April 28, 2010
Poll: Region’s residents claim to be very religious
CARBONDALE, Ill. -- Southern Illinoisans claim to be very religious, according to a poll taken recently by the Paul Simon Public Policy Institute at Southern Illinois University Carbondale.
A majority (51 percent) of the respondents said they attended religious services every week. Another 13 percent said they attend almost every week.
This level of weekly church attendance significantly exceeds comparable levels of weekly church attendance nationally. National polls generally indicate claimed weekly church attendance to be about 40 percent.
“These results illustrate why southern Illinois is often considered to be a part of the Bible Belt, which is mostly centered in the South,” said John S. Jackson, a visiting professor at the Simon Institute, who was one of the co-authors of the poll.
Not surprisingly, the overwhelming religious identification is Christian -- 92 percent. This left 3 percent of the respondents who claim “some other” religious identification and 5 percent who indicate that they have no religious identification. These three categories can be compared to the statewide results from an earlier poll conducted by the Institute where the results were 77 percent Christian, 1 percent Jewish, 4 percent Other and 16 percent Unaffiliated.
In the recent Southern Illinois Poll, 14 percent of the Christian respondents claimed the Roman Catholic designation leaving the remainder of the Christian group divided into a wide variety of Protestant categories. Of those, Baptists led the way with 32 percent and they were divided as follows:
- 61 percent of the Baptists were Southern Baptists
- 13 percent were Independent Baptists
- 3 percent were American Baptists
- 1 percent were National Baptists
- 11 percent were identified as “Just Baptist”
The next highest categories of Protestants were Methodists at 11 percent and the Lutherans at 9 percent. The “Non Denominational” churches were also well represented at 6 percent of the respondents in that category. They were followed by the Pentecostals, the United Church of Christ, and the Presbyterians at 3 percent each.

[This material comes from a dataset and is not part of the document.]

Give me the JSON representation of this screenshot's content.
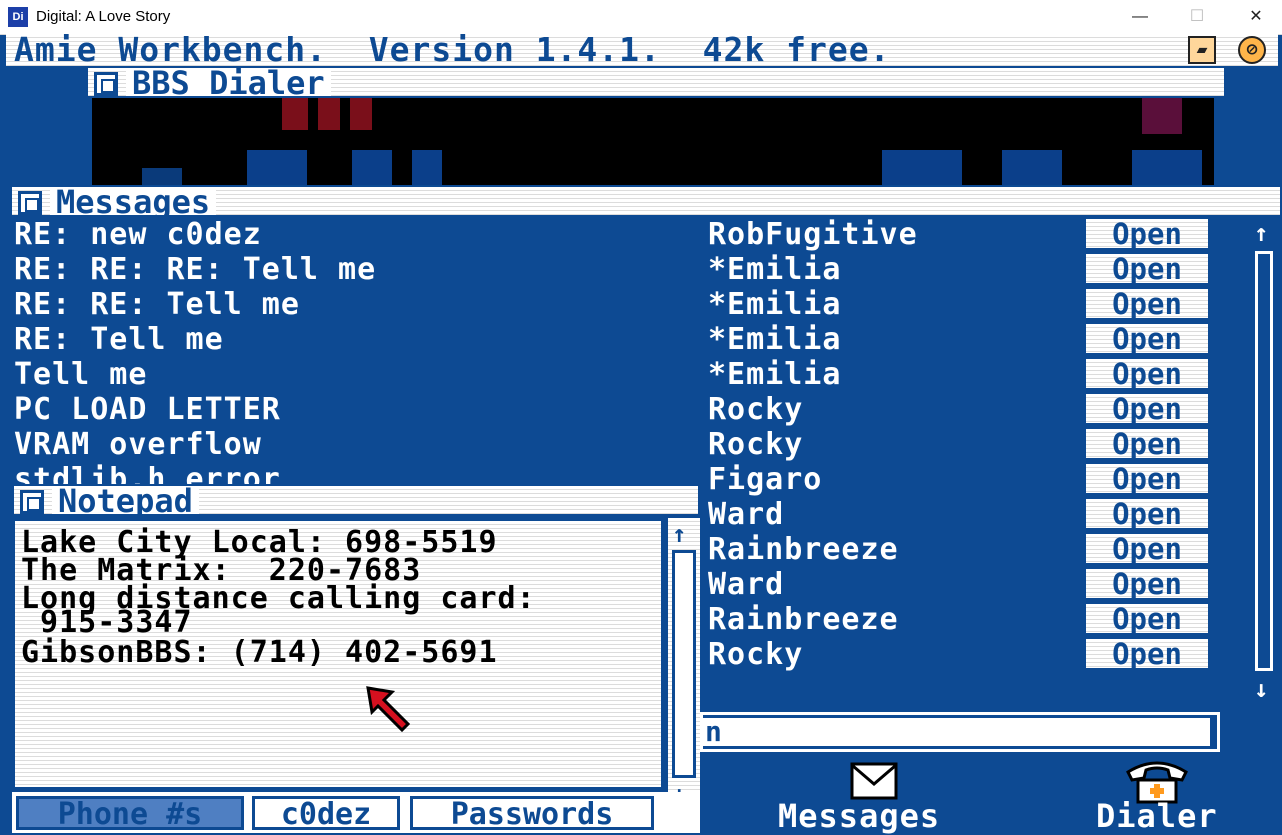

Overall, the sample contained 54 percent of the religious identifiers who called themselves “Evangelical” or “Born Again” Christians and 46 percent who did not accept that designation.
Interestingly, when asked a number of questions concerning the mixing of religion and public policy, the results indicated considerable support for the separation of the two. For example:
- 53 percent oppose and 36 percent favor the government giving grants to religious charities that offer people non-religious social services.
- 82 percent oppose and only 10 percent favor the government giving grants to religious charities that offer people social services that encourage them to change religions.
“Southern Illinois may be very religious and attend church extraordinarily regularly; however, a majority of the residents seem to be very skeptical about breaking down the wall of separation between church and state in this manner,” said Jackson.
The poll of 401 registered voters in the 18-county area of southernmost Illinois was taken April 5 to 13 and has a margin of error of plus or minus 4.9 percentage points at the 95 percent confidence level. The interviews were conducted for the Institute by Customer Research International of San Marcos, Texas. It reports no Illinois political figures as clients and was paid with non-tax dollars from the Institute’s endowment fund.
(For more information, contact John Jackson at 618/453-4009 or at firstname.lastname@example.org.)
(Note: The “Simon Poll” and “Southern Illinois Poll” are applying to be the copyrighted trademarks of the Board of Trustees of Southern Illinois University. Use or publication of these polls is encouraged - but only with credit to the Paul Simon Public Policy Institute at SIUC.)